**Recorded data:**
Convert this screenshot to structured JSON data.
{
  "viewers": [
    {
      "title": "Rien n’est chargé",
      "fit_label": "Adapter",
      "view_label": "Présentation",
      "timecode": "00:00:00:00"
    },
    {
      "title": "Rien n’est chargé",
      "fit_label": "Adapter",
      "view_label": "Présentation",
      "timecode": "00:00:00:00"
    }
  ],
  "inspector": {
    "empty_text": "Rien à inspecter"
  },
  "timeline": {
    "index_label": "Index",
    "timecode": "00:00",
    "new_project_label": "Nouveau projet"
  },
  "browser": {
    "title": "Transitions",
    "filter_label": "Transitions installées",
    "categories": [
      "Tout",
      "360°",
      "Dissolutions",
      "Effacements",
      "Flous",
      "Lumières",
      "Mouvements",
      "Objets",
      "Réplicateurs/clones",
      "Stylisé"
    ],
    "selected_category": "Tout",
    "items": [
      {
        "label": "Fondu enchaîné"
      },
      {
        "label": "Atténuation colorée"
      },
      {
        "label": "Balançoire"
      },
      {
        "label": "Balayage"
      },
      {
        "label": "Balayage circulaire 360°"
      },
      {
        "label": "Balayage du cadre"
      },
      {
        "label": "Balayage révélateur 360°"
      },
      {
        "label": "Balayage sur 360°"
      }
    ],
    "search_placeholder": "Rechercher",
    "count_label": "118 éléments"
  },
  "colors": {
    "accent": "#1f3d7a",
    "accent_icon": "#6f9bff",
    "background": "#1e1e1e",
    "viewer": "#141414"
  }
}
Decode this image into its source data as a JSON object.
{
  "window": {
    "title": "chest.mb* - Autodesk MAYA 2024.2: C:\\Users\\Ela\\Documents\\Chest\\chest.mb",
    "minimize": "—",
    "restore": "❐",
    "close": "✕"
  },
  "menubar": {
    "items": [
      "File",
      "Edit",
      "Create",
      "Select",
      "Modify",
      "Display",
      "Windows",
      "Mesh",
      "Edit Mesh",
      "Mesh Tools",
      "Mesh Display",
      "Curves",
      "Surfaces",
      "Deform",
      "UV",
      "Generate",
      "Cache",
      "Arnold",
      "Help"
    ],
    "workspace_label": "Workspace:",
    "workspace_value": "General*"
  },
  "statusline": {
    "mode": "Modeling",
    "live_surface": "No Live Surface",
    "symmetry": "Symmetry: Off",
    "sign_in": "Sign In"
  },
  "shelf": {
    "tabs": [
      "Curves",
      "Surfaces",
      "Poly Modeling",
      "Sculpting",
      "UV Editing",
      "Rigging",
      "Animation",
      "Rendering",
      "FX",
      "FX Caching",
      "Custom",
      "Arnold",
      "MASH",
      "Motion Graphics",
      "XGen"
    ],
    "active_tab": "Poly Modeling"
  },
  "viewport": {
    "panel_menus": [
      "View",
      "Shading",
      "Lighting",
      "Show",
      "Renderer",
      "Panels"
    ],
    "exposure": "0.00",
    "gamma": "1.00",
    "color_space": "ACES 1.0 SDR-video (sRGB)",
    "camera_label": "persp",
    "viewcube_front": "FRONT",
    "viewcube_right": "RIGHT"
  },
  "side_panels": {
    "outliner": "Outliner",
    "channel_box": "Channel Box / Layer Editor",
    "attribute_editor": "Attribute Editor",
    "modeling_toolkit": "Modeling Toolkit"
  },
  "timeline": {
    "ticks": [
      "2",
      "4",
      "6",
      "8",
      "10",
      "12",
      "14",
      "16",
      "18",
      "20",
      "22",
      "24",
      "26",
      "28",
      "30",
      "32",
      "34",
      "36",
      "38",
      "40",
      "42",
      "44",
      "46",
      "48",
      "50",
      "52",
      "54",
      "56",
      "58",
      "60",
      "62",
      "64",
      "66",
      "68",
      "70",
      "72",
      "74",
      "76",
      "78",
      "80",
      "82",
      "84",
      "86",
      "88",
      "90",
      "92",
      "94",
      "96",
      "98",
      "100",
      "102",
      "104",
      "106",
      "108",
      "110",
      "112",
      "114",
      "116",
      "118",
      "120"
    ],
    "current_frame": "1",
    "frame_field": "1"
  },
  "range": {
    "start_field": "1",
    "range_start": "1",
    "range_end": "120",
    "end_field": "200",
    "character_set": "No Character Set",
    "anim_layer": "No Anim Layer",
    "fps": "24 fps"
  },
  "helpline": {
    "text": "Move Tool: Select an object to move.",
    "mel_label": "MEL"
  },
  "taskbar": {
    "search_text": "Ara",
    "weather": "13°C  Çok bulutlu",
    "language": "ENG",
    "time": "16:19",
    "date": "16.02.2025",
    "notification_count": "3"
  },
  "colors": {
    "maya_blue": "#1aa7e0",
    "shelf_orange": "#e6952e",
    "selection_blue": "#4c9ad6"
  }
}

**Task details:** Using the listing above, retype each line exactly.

**Output of the task:**
Convert this screenshot to structured JSON data.
{
  "viewers": [
    {
      "title": "Rien n’est chargé",
      "fit_label": "Adapter",
      "view_label": "Présentation",
      "timecode": "00:00:00:00"
    },
    {
      "title": "Rien n’est chargé",
      "fit_label": "Adapter",
      "view_label": "Présentation",
      "timecode": "00:00:00:00"
    }
  ],
  "inspector": {
    "empty_text": "Rien à inspecter"
  },
  "timeline": {
    "index_label": "Index",
    "timecode": "00:00",
    "new_project_label": "Nouveau projet"
  },
  "browser": {
    "title": "Transitions",
    "filter_label": "Transitions installées",
    "categories": [
      "Tout",
      "360°",
      "Dissolutions",
      "Effacements",
      "Flous",
      "Lumières",
      "Mouvements",
      "Objets",
      "Réplicateurs/clones",
      "Stylisé"
    ],
    "selected_category": "Tout",
    "items": [
      {
        "label": "Fondu enchaîné"
      },
      {
        "label": "Atténuation colorée"
      },
      {
        "label": "Balançoire"
      },
      {
        "label": "Balayage"
      },
      {
        "label": "Balayage circulaire 360°"
      },
      {
        "label": "Balayage du cadre"
      },
      {
        "label": "Balayage révélateur 360°"
      },
      {
        "label": "Balayage sur 360°"
      }
    ],
    "search_placeholder": "Rechercher",
    "count_label": "118 éléments"
  },
  "colors": {
    "accent": "#1f3d7a",
    "accent_icon": "#6f9bff",
    "background": "#1e1e1e",
    "viewer": "#141414"
  }
}
Decode this image into its source data as a JSON object.
{
  "window": {
    "title": "chest.mb* - Autodesk MAYA 2024.2: C:\\Users\\Ela\\Documents\\Chest\\chest.mb",
    "minimize": "—",
    "restore": "❐",
    "close": "✕"
  },
  "menubar": {
    "items": [
      "File",
      "Edit",
      "Create",
      "Select",
      "Modify",
      "Display",
      "Windows",
      "Mesh",
      "Edit Mesh",
      "Mesh Tools",
      "Mesh Display",
      "Curves",
      "Surfaces",
      "Deform",
      "UV",
      "Generate",
      "Cache",
      "Arnold",
      "Help"
    ],
    "workspace_label": "Workspace:",
    "workspace_value": "General*"
  },
  "statusline": {
    "mode": "Modeling",
    "live_surface": "No Live Surface",
    "symmetry": "Symmetry: Off",
    "sign_in": "Sign In"
  },
  "shelf": {
    "tabs": [
      "Curves",
      "Surfaces",
      "Poly Modeling",
      "Sculpting",
      "UV Editing",
      "Rigging",
      "Animation",
      "Rendering",
      "FX",
      "FX Caching",
      "Custom",
      "Arnold",
      "MASH",
      "Motion Graphics",
      "XGen"
    ],
    "active_tab": "Poly Modeling"
  },
  "viewport": {
    "panel_menus": [
      "View",
      "Shading",
      "Lighting",
      "Show",
      "Renderer",
      "Panels"
    ],
    "exposure": "0.00",
    "gamma": "1.00",
    "color_space": "ACES 1.0 SDR-video (sRGB)",
    "camera_label": "persp",
    "viewcube_front": "FRONT",
    "viewcube_right": "RIGHT"
  },
  "side_panels": {
    "outliner": "Outliner",
    "channel_box": "Channel Box / Layer Editor",
    "attribute_editor": "Attribute Editor",
    "modeling_toolkit": "Modeling Toolkit"
  },
  "timeline": {
    "ticks": [
      "2",
      "4",
      "6",
      "8",
      "10",
      "12",
      "14",
      "16",
      "18",
      "20",
      "22",
      "24",
      "26",
      "28",
      "30",
      "32",
      "34",
      "36",
      "38",
      "40",
      "42",
      "44",
      "46",
      "48",
      "50",
      "52",
      "54",
      "56",
      "58",
      "60",
      "62",
      "64",
      "66",
      "68",
      "70",
      "72",
      "74",
      "76",
      "78",
      "80",
      "82",
      "84",
      "86",
      "88",
      "90",
      "92",
      "94",
      "96",
      "98",
      "100",
      "102",
      "104",
      "106",
      "108",
      "110",
      "112",
      "114",
      "116",
      "118",
      "120"
    ],
    "current_frame": "1",
    "frame_field": "1"
  },
  "range": {
    "start_field": "1",
    "range_start": "1",
    "range_end": "120",
    "end_field": "200",
    "character_set": "No Character Set",
    "anim_layer": "No Anim Layer",
    "fps": "24 fps"
  },
  "helpline": {
    "text": "Move Tool: Select an object to move.",
    "mel_label": "MEL"
  },
  "taskbar": {
    "search_text": "Ara",
    "weather": "13°C  Çok bulutlu",
    "language": "ENG",
    "time": "16:19",
    "date": "16.02.2025",
    "notification_count": "3"
  },
  "colors": {
    "maya_blue": "#1aa7e0",
    "shelf_orange": "#e6952e",
    "selection_blue": "#4c9ad6"
  }
}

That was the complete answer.